What this task involves ▸
Show all lines from the material that carry the word "Professional".
********************
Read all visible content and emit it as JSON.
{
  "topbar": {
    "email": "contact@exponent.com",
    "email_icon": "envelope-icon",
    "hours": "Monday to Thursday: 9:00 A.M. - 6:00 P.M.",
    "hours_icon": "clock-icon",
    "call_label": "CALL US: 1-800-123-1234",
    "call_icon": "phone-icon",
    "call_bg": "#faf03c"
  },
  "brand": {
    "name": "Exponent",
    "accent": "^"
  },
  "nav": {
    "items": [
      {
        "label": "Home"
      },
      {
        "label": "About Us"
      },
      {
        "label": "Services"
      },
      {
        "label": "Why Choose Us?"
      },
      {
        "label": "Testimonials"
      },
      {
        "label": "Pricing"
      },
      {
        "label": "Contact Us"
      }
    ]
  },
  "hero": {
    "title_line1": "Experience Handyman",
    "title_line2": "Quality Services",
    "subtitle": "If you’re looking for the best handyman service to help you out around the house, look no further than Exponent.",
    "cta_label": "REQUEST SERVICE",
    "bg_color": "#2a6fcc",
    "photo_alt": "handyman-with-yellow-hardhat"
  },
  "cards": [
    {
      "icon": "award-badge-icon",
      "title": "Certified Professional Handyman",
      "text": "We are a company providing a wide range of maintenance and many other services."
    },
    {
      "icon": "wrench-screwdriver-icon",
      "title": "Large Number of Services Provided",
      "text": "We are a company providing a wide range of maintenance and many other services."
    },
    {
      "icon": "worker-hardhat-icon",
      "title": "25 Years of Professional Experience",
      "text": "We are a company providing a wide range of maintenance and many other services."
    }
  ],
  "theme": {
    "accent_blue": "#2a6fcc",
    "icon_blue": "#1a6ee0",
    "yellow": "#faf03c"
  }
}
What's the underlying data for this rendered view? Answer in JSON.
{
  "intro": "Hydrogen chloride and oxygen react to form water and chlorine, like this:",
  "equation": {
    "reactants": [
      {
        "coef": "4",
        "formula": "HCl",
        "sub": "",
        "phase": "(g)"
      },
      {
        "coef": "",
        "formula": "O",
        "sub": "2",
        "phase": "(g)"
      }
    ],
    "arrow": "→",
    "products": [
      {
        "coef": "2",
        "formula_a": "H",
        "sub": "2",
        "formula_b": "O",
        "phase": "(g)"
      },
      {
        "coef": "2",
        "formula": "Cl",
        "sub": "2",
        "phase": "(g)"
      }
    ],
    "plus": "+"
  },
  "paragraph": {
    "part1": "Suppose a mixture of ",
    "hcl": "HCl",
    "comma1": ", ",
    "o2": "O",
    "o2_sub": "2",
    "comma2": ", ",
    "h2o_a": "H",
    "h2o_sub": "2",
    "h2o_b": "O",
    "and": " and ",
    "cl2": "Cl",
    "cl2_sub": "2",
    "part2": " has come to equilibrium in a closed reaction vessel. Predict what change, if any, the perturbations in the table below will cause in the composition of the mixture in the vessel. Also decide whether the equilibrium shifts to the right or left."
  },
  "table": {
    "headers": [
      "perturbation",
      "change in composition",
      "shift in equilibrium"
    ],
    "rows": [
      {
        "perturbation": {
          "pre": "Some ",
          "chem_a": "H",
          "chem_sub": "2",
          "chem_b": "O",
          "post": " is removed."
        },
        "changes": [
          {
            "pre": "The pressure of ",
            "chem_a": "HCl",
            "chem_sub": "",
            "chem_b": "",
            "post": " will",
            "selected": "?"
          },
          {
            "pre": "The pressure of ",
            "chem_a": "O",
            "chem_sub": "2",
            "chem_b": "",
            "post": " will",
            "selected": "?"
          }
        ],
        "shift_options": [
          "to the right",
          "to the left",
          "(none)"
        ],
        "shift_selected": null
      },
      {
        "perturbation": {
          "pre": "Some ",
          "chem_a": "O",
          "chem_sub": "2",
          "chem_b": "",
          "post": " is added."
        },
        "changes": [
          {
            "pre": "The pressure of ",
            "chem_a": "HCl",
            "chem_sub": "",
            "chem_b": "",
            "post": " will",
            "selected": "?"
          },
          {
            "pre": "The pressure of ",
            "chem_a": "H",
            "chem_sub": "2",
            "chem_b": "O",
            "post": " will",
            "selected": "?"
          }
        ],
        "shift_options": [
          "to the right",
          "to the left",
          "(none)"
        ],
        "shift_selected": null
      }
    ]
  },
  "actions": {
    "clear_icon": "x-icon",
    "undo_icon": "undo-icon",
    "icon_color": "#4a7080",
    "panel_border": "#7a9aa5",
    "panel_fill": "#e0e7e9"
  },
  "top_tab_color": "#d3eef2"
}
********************
Written reply ▸
      "title": "Certified Professional Handyman",
      "title": "25 Years of Professional Experience",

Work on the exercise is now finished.